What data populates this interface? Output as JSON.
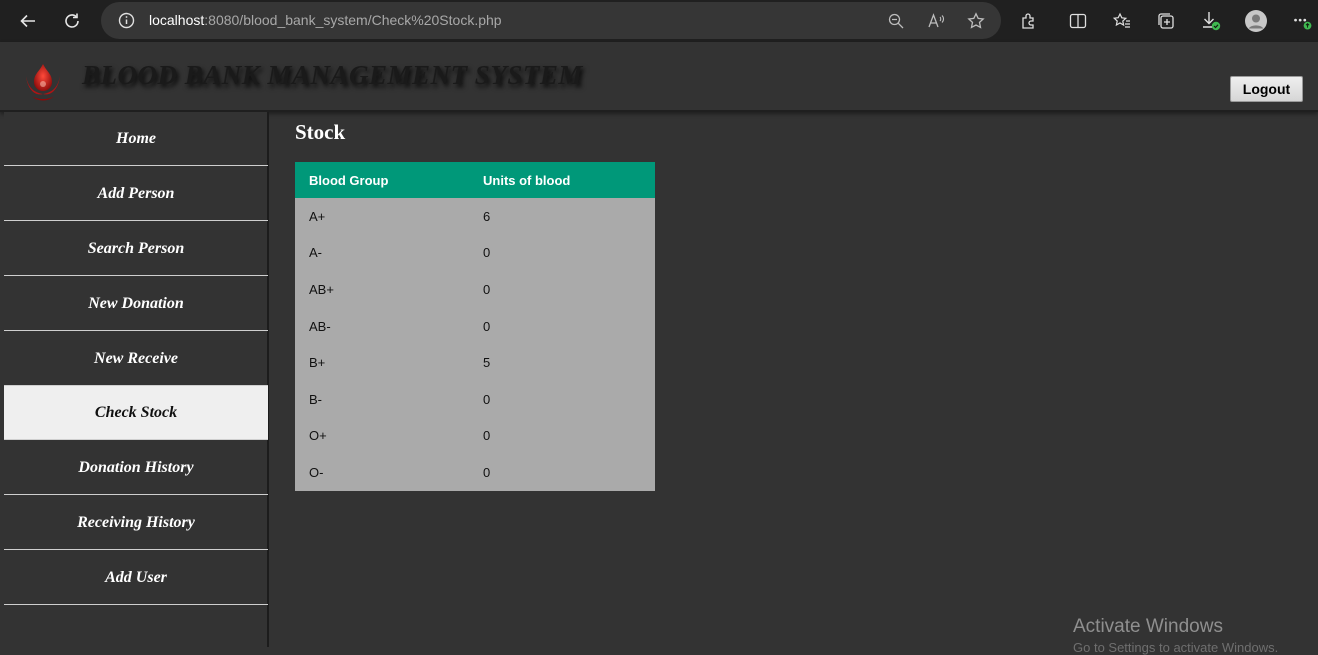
{
  "browser": {
    "url_host": "localhost",
    "url_rest": ":8080/blood_bank_system/Check%20Stock.php"
  },
  "header": {
    "title": "BLOOD BANK MANAGEMENT SYSTEM",
    "logout_label": "Logout"
  },
  "sidebar": {
    "items": [
      {
        "label": "Home"
      },
      {
        "label": "Add Person"
      },
      {
        "label": "Search Person"
      },
      {
        "label": "New Donation"
      },
      {
        "label": "New Receive"
      },
      {
        "label": "Check Stock"
      },
      {
        "label": "Donation History"
      },
      {
        "label": "Receiving History"
      },
      {
        "label": "Add User"
      }
    ],
    "active": "Check Stock"
  },
  "main": {
    "title": "Stock",
    "table": {
      "columns": [
        "Blood Group",
        "Units of blood"
      ],
      "rows": [
        [
          "A+",
          "6"
        ],
        [
          "A-",
          "0"
        ],
        [
          "AB+",
          "0"
        ],
        [
          "AB-",
          "0"
        ],
        [
          "B+",
          "5"
        ],
        [
          "B-",
          "0"
        ],
        [
          "O+",
          "0"
        ],
        [
          "O-",
          "0"
        ]
      ]
    }
  },
  "watermark": {
    "title": "Activate Windows",
    "subtitle": "Go to Settings to activate Windows."
  },
  "colors": {
    "table_header": "#009879",
    "table_row": "#aaaaaa",
    "page_background": "#333333",
    "sidebar_active": "#efefef"
  }
}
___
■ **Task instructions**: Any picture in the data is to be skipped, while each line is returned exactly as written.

■ **Worked solution**:
What data populates this interface? Output as JSON.
{
  "browser": {
    "url_host": "localhost",
    "url_rest": ":8080/blood_bank_system/Check%20Stock.php"
  },
  "header": {
    "title": "BLOOD BANK MANAGEMENT SYSTEM",
    "logout_label": "Logout"
  },
  "sidebar": {
    "items": [
      {
        "label": "Home"
      },
      {
        "label": "Add Person"
      },
      {
        "label": "Search Person"
      },
      {
        "label": "New Donation"
      },
      {
        "label": "New Receive"
      },
      {
        "label": "Check Stock"
      },
      {
        "label": "Donation History"
      },
      {
        "label": "Receiving History"
      },
      {
        "label": "Add User"
      }
    ],
    "active": "Check Stock"
  },
  "main": {
    "title": "Stock",
    "table": {
      "columns": [
        "Blood Group",
        "Units of blood"
      ],
      "rows": [
        [
          "A+",
          "6"
        ],
        [
          "A-",
          "0"
        ],
        [
          "AB+",
          "0"
        ],
        [
          "AB-",
          "0"
        ],
        [
          "B+",
          "5"
        ],
        [
          "B-",
          "0"
        ],
        [
          "O+",
          "0"
        ],
        [
          "O-",
          "0"
        ]
      ]
    }
  },
  "watermark": {
    "title": "Activate Windows",
    "subtitle": "Go to Settings to activate Windows."
  },
  "colors": {
    "table_header": "#009879",
    "table_row": "#aaaaaa",
    "page_background": "#333333",
    "sidebar_active": "#efefef"
  }
}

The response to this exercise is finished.